I used to thoroughly enjoy getting facials. More than any other spa treatment, my love of facials bordered on addiction. Not only were they relaxing, but I loved knowing that my skin had been deep cleaned. This was until the last facial that I got, which left me with a pea sized scab on my face which later turned into a prominent scar thanks to some very aggressive extraction.
For someone who does not like to wear any kind of cover-up from foundation, powder to concealer, having a very visible scar on my face was more than mildly irritating. I was contemplating getting a series of microdermabrasion or peels to see if they would help to fade the scar, but was not too excited about the cost of either service. Thankfully I was given the opportunity to try the TCA Spot Peel Kit from skinactives. I say thankfully because the kit is only $60 and it was something I was able to do myself. Read more
With reports of skin cancer, breast cancer, c-sections and cosmetic surgery – all on the rise – so too is the incidence of scarring. Not surprisingly, once the healing process sets in – both physical and psychological – the first thing people with fresh scars want to do is fade them. I know that when I had my gall bladder out, it left behind a large scar that I quickly wanted to hide. From working with the team behind InviCible Scars there are something things I’ve learned when it comes to fading scars (and dark spots) — there is more to it than just applying a cream.

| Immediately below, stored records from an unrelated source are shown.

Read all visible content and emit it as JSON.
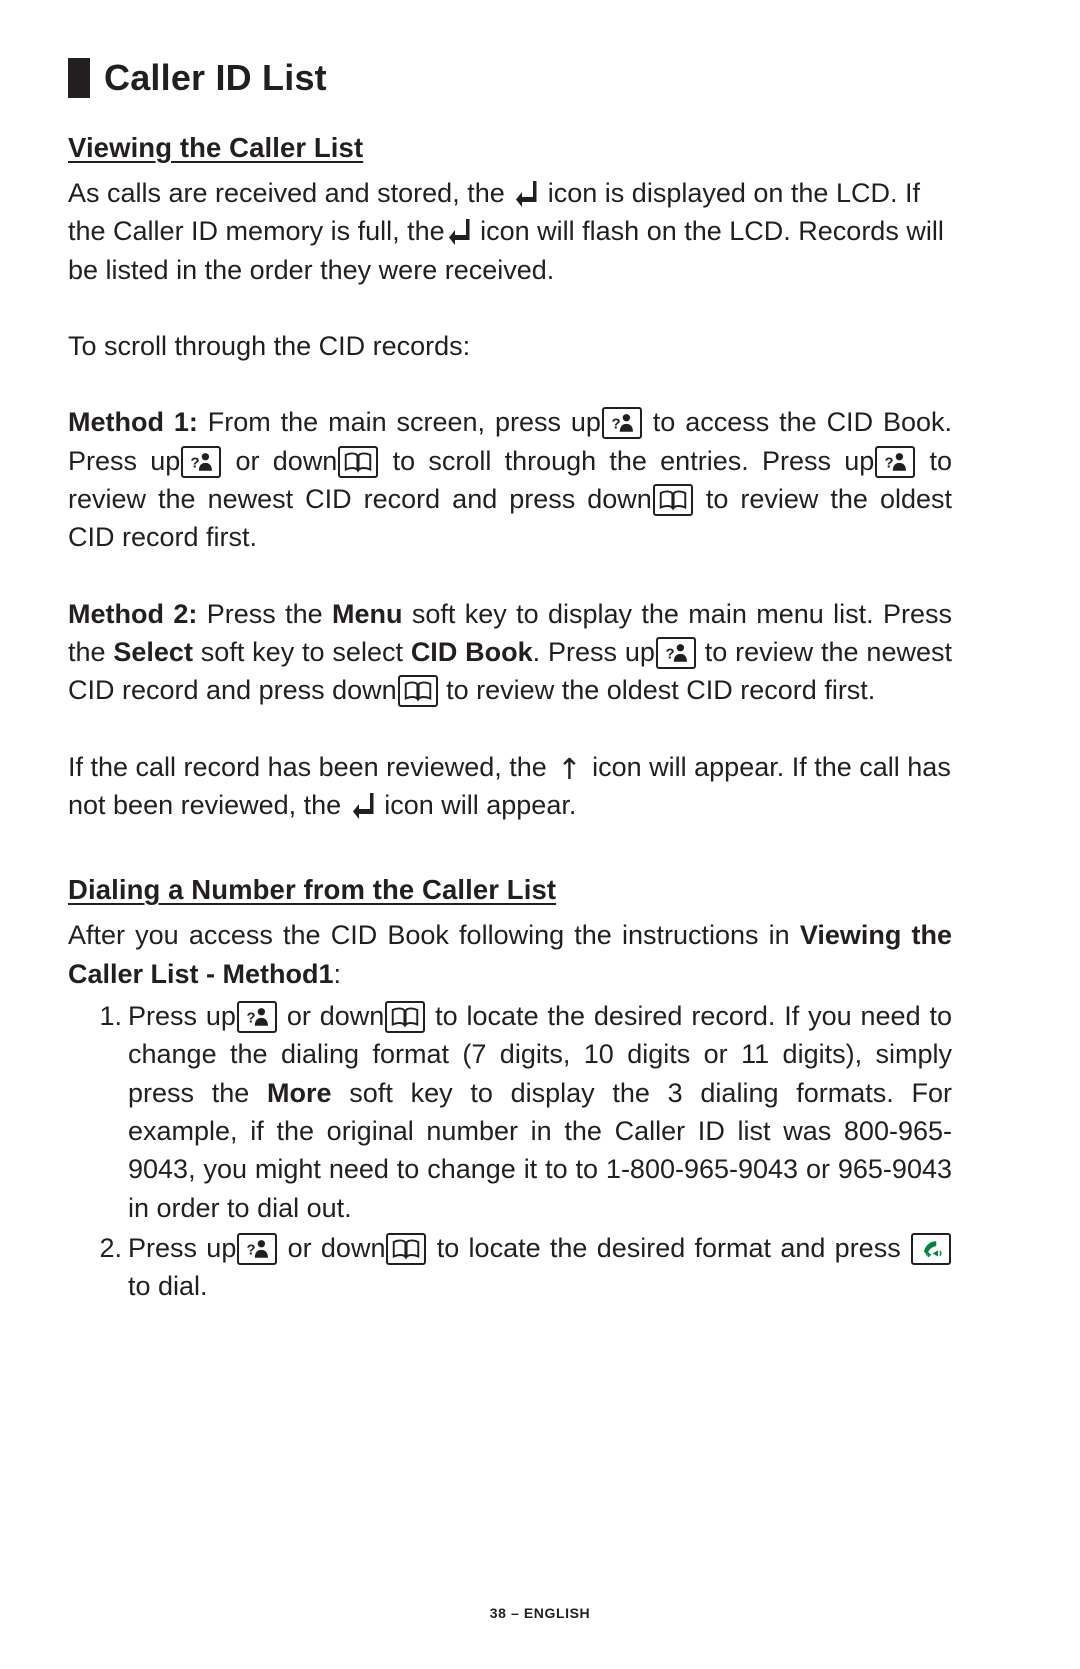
{
  "page": {
    "title": "Caller ID List",
    "footer": "38 – ENGLISH"
  },
  "sections": {
    "viewing": {
      "heading": "Viewing the Caller List",
      "para1_a": "As calls are received and stored, the",
      "para1_b": "icon is displayed on the LCD.  If the Caller ID memory is full, the",
      "para1_c": "icon will flash on the LCD.  Records will be listed in the order they were received.",
      "para2": "To scroll through the CID records:",
      "method1": {
        "label": "Method 1:",
        "t1": " From the main screen, press up",
        "t2": " to access the CID Book.  Press up",
        "t3": " or down",
        "t4": " to scroll through the entries. Press up",
        "t5": " to review the newest CID record and press down",
        "t6": " to review the oldest CID record first."
      },
      "method2": {
        "label": "Method 2:",
        "t1": " Press the ",
        "menu": "Menu",
        "t2": " soft key to display the main menu list.   Press the ",
        "select": "Select",
        "t3": " soft key to select ",
        "cidbook": "CID Book",
        "t4": ".  Press up",
        "t5": " to review the newest CID record and press down",
        "t6": " to review the oldest CID record first."
      },
      "para3_a": "If the call record has been reviewed, the",
      "para3_b": "icon will appear.  If the call has not been reviewed, the",
      "para3_c": "icon will appear."
    },
    "dialing": {
      "heading": "Dialing a Number from the Caller List",
      "intro_a": "After you access the CID Book following the instructions in ",
      "intro_b": "Viewing the Caller List -  Method1",
      "intro_c": ":",
      "steps": [
        {
          "number": "1.",
          "t1": "Press up",
          "t2": " or down",
          "t3": " to locate the desired record. If you need to change the dialing format (7 digits, 10 digits or 11 digits), simply press the ",
          "more": "More",
          "t4": " soft key to display the 3 dialing formats. For example, if the original number in the Caller ID list was 800-965-9043, you might need to change it to to 1-800-965-9043 or 965-9043 in order to dial out."
        },
        {
          "number": "2.",
          "t1": "Press up",
          "t2": " or down",
          "t3": " to locate the desired format and press ",
          "t4": " to dial."
        }
      ]
    }
  },
  "icons": {
    "return": "return-arrow-icon",
    "up_key": "caller-id-person-question-key-icon",
    "down_key": "phonebook-open-book-key-icon",
    "dial_key": "green-talk-handset-key-icon",
    "reviewed_arrow": "↑"
  },
  "colors": {
    "text": "#231f20",
    "dial_green": "#00843d"
  }
}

Ironically, people’s first inclination in response to a new scar is to sit in the sun to help even out the color and texture. I know that with previous scars, this is exactly what I thought I should do. While sun exposure is essential for vitamin D absorption, it’s perhaps the worst possible thing a person can do for a scar. UV exposure not only darkens a scar’s appearance (sometimes even permanently), especially among more olive-toned complexions, but it can also impact texture, causing the scar to thicken. For those who can’t avoid the sun entirely this summer, Dr. Chrysopoulo (the plastic surgeon behind InviCible) recommends using a topical scar cream, like InviCible, and ALWAYS covering the area with a broad spectrum sunscreen with a minimum of SPF 30. Read more